Source records:
◆ ◆ ◆ ◆ ◆ ◆ ◆
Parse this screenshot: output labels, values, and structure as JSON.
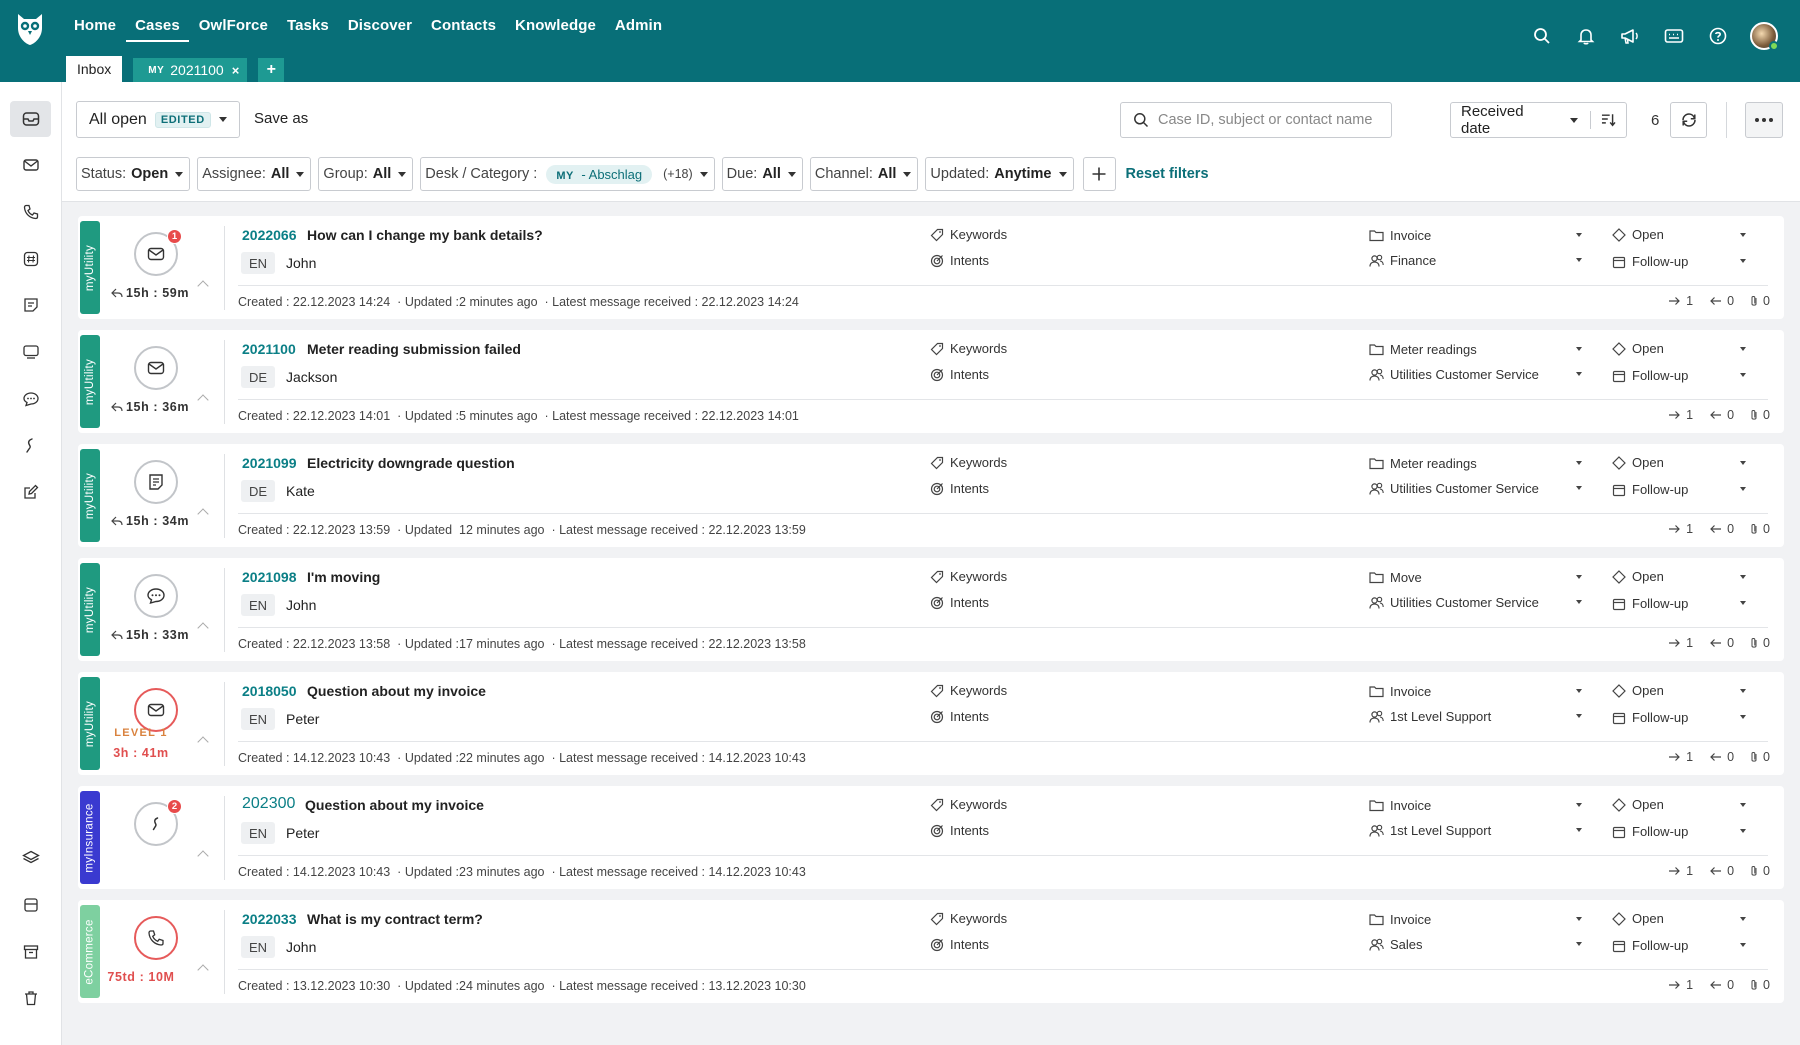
{
  "nav": [
    "Home",
    "Cases",
    "OwlForce",
    "Tasks",
    "Discover",
    "Contacts",
    "Knowledge",
    "Admin"
  ],
  "active_nav": "Cases",
  "tabs": {
    "inbox": "Inbox",
    "case_prefix": "MY",
    "case_id": "2021100",
    "close": "×",
    "add": "+"
  },
  "toolbar": {
    "view_name": "All open",
    "edited": "EDITED",
    "save_as": "Save as",
    "search_placeholder": "Case ID, subject or contact name",
    "sort_label": "Received date",
    "count": "6"
  },
  "filters": [
    {
      "label": "Status:",
      "value": "Open"
    },
    {
      "label": "Assignee:",
      "value": "All"
    },
    {
      "label": "Group:",
      "value": "All"
    },
    {
      "label": "Desk / Category :",
      "chip_prefix": "MY",
      "chip": " - Abschlag",
      "extra": "(+18)"
    },
    {
      "label": "Due:",
      "value": "All"
    },
    {
      "label": "Channel:",
      "value": "All"
    },
    {
      "label": "Updated:",
      "value": "Anytime"
    }
  ],
  "reset_filters": "Reset filters",
  "labels": {
    "keywords": "Keywords",
    "intents": "Intents",
    "created": "Created : ",
    "updated": "Updated",
    "latest": "Latest message received : "
  },
  "brand_colors": {
    "myUtility": "#1f9a80",
    "myInsurance": "#3a3ad0",
    "eCommerce": "#7ed0a0"
  },
  "cases": [
    {
      "brand": "myUtility",
      "channel": "email",
      "badge": "1",
      "sla": "15h : 59m",
      "sla_red": false,
      "level": "",
      "id": "2022066",
      "big": false,
      "subject": "How can I change my bank details?",
      "lang": "EN",
      "contact": "John",
      "category": "Invoice",
      "group": "Finance",
      "status": "Open",
      "followup": "Follow-up",
      "created": "22.12.2023 14:24",
      "updated": " :2 minutes ago",
      "latest": "22.12.2023 14:24",
      "out": "1",
      "in": "0",
      "att": "0"
    },
    {
      "brand": "myUtility",
      "channel": "email",
      "badge": "",
      "sla": "15h : 36m",
      "sla_red": false,
      "level": "",
      "id": "2021100",
      "big": false,
      "subject": "Meter reading submission failed",
      "lang": "DE",
      "contact": "Jackson",
      "category": "Meter readings",
      "group": "Utilities Customer Service",
      "status": "Open",
      "followup": "Follow-up",
      "created": "22.12.2023 14:01",
      "updated": " :5 minutes ago",
      "latest": "22.12.2023 14:01",
      "out": "1",
      "in": "0",
      "att": "0"
    },
    {
      "brand": "myUtility",
      "channel": "form",
      "badge": "",
      "sla": "15h : 34m",
      "sla_red": false,
      "level": "",
      "id": "2021099",
      "big": false,
      "subject": "Electricity downgrade question",
      "lang": "DE",
      "contact": "Kate",
      "category": "Meter readings",
      "group": "Utilities Customer Service",
      "status": "Open",
      "followup": "Follow-up",
      "created": "22.12.2023 13:59",
      "updated": "  12 minutes ago",
      "latest": "22.12.2023 13:59",
      "out": "1",
      "in": "0",
      "att": "0"
    },
    {
      "brand": "myUtility",
      "channel": "chat",
      "badge": "",
      "sla": "15h : 33m",
      "sla_red": false,
      "level": "",
      "id": "2021098",
      "big": false,
      "subject": "I'm moving",
      "lang": "EN",
      "contact": "John",
      "category": "Move",
      "group": "Utilities Customer Service",
      "status": "Open",
      "followup": "Follow-up",
      "created": "22.12.2023 13:58",
      "updated": " :17 minutes ago",
      "latest": "22.12.2023 13:58",
      "out": "1",
      "in": "0",
      "att": "0"
    },
    {
      "brand": "myUtility",
      "channel": "email",
      "badge": "",
      "sla": "3h : 41m",
      "sla_red": true,
      "level": "LEVEL 1",
      "id": "2018050",
      "big": false,
      "subject": "Question about my invoice",
      "lang": "EN",
      "contact": "Peter",
      "category": "Invoice",
      "group": "1st Level Support",
      "status": "Open",
      "followup": "Follow-up",
      "created": "14.12.2023 10:43",
      "updated": " :22 minutes ago",
      "latest": "14.12.2023 10:43",
      "out": "1",
      "in": "0",
      "att": "0"
    },
    {
      "brand": "myInsurance",
      "channel": "whatsapp",
      "badge": "2",
      "sla": "",
      "sla_red": false,
      "level": "",
      "id": "202300",
      "big": true,
      "subject": "Question about my invoice",
      "lang": "EN",
      "contact": "Peter",
      "category": "Invoice",
      "group": "1st Level Support",
      "status": "Open",
      "followup": "Follow-up",
      "created": "14.12.2023 10:43",
      "updated": " :23 minutes ago",
      "latest": "14.12.2023 10:43",
      "out": "1",
      "in": "0",
      "att": "0"
    },
    {
      "brand": "eCommerce",
      "channel": "phone",
      "badge": "",
      "sla": "75td : 10M",
      "sla_red": true,
      "level": "",
      "id": "2022033",
      "big": false,
      "subject": "What is my contract term?",
      "lang": "EN",
      "contact": "John",
      "category": "Invoice",
      "group": "Sales",
      "status": "Open",
      "followup": "Follow-up",
      "created": "13.12.2023 10:30",
      "updated": " :24 minutes ago",
      "latest": "13.12.2023 10:30",
      "out": "1",
      "in": "0",
      "att": "0"
    }
  ]
}
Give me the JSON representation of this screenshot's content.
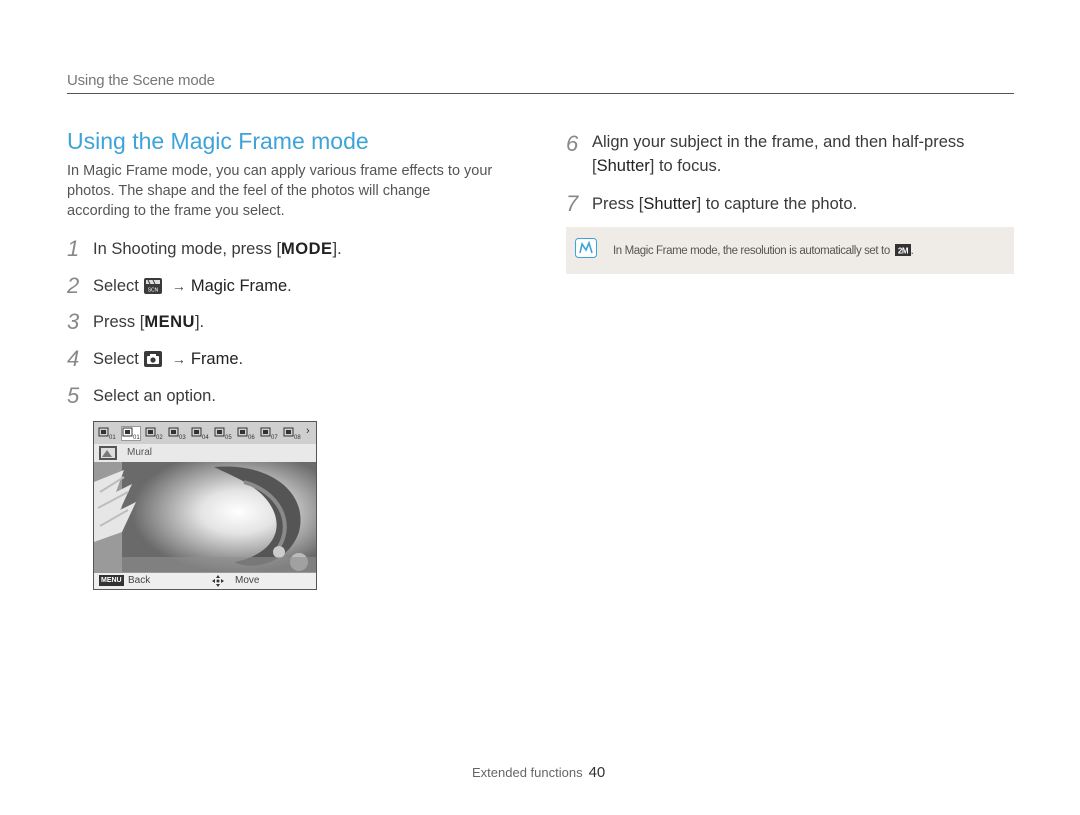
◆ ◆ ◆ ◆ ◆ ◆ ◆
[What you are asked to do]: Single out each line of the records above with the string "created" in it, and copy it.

[Exercise output]:
    "created": "Created : ",
      "created": "22.12.2023 14:24",
      "created": "22.12.2023 14:01",
      "created": "22.12.2023 13:59",
      "created": "22.12.2023 13:58",
      "created": "14.12.2023 10:43",
      "created": "14.12.2023 10:43",
      "created": "13.12.2023 10:30",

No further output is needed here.